**What to do**
In total, how many lines of the data contain the word "مباشر"? Only that number is wanted.

[Stored entries]
^^^^^^^^^^^^^^^^
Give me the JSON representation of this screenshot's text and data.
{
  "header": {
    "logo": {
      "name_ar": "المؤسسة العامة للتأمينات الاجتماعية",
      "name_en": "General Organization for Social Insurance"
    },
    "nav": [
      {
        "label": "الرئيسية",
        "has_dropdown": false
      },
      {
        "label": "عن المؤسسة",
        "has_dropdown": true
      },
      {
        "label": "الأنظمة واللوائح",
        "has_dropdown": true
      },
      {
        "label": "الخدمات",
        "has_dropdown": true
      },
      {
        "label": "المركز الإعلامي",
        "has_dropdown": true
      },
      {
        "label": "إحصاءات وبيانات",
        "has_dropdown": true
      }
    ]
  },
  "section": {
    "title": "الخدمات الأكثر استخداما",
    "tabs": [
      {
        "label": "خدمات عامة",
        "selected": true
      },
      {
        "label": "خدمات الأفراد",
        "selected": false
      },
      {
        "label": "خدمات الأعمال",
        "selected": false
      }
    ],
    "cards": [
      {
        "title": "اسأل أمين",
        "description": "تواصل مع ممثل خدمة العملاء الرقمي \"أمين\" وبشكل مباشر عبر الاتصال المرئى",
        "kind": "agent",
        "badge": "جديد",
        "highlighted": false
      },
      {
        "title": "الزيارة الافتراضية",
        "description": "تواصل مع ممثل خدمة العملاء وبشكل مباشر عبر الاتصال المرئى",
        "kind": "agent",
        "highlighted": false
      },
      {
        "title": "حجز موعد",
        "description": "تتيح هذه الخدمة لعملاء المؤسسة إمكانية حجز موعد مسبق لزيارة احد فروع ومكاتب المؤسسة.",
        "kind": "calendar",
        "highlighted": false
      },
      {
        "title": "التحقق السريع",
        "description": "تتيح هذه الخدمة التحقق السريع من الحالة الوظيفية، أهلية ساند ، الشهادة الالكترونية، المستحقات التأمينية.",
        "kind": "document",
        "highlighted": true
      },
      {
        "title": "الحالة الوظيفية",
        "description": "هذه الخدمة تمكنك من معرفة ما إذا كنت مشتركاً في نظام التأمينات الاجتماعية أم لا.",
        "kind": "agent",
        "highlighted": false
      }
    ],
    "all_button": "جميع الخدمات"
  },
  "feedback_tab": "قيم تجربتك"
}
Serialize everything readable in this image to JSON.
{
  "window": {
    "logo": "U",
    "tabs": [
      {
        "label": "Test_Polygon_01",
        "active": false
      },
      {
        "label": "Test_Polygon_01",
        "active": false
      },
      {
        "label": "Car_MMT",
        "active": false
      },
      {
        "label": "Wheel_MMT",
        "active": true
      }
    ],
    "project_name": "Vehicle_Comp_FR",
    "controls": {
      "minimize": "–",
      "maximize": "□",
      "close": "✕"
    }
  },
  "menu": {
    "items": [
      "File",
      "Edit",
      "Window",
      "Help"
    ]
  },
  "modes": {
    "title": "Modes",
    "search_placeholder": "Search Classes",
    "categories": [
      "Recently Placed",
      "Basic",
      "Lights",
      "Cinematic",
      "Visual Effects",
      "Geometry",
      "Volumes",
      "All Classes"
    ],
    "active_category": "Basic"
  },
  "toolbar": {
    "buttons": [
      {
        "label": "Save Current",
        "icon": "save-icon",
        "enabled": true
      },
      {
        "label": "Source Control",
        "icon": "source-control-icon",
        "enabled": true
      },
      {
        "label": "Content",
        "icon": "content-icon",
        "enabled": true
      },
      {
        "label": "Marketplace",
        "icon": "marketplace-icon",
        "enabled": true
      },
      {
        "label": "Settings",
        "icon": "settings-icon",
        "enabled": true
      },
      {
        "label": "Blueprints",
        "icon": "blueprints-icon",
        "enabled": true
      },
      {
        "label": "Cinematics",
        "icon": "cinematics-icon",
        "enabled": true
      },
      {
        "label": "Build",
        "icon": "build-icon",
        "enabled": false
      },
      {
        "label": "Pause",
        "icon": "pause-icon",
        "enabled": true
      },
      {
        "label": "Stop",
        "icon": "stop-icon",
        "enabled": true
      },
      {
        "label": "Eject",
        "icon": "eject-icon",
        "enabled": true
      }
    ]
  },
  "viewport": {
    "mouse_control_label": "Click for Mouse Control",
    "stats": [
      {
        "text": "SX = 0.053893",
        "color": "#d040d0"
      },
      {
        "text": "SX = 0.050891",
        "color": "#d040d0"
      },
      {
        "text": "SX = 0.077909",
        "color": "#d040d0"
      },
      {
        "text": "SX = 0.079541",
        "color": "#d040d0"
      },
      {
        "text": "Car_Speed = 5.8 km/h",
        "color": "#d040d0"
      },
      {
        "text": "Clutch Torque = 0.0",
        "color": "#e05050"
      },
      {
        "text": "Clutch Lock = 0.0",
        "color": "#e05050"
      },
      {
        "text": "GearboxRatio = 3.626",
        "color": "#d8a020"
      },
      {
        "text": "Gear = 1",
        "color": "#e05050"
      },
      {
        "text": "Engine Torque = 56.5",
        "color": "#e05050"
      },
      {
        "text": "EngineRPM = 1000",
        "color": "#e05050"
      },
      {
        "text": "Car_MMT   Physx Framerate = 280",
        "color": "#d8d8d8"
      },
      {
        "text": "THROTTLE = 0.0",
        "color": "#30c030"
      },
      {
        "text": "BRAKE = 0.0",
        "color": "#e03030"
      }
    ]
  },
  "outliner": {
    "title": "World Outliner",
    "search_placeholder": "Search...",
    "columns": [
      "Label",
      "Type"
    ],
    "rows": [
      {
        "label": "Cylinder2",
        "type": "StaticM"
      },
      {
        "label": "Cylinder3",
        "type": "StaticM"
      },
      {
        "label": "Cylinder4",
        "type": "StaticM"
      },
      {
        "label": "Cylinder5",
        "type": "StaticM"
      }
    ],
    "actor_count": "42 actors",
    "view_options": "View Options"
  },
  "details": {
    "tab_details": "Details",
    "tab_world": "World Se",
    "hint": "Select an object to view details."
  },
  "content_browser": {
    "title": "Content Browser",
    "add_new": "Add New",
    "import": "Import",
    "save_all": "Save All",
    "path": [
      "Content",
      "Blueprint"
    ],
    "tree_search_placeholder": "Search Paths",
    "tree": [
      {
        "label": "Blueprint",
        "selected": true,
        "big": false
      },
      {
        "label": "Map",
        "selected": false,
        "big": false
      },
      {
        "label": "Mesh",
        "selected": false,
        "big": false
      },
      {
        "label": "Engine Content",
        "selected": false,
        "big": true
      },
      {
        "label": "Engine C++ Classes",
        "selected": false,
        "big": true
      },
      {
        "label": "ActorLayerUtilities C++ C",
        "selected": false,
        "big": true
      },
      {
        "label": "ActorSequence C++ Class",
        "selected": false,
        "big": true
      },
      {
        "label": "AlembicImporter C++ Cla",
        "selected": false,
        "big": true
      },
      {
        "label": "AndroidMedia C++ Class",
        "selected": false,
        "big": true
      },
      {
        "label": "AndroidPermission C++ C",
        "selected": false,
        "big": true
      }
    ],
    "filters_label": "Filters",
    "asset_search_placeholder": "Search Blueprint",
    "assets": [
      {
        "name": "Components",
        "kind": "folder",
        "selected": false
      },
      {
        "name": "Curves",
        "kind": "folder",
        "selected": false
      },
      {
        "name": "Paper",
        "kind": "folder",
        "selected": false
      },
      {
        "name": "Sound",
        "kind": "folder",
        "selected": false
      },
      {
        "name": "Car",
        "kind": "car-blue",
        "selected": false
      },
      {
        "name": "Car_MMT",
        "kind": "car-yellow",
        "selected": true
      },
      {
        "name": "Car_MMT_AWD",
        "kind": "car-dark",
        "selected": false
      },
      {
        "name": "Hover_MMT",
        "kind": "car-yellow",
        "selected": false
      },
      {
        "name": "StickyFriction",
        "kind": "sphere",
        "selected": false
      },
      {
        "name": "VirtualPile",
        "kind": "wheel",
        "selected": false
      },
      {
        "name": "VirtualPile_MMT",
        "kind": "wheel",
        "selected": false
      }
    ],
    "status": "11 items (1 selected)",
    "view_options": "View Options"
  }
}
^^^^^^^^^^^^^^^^
**Task answer**
2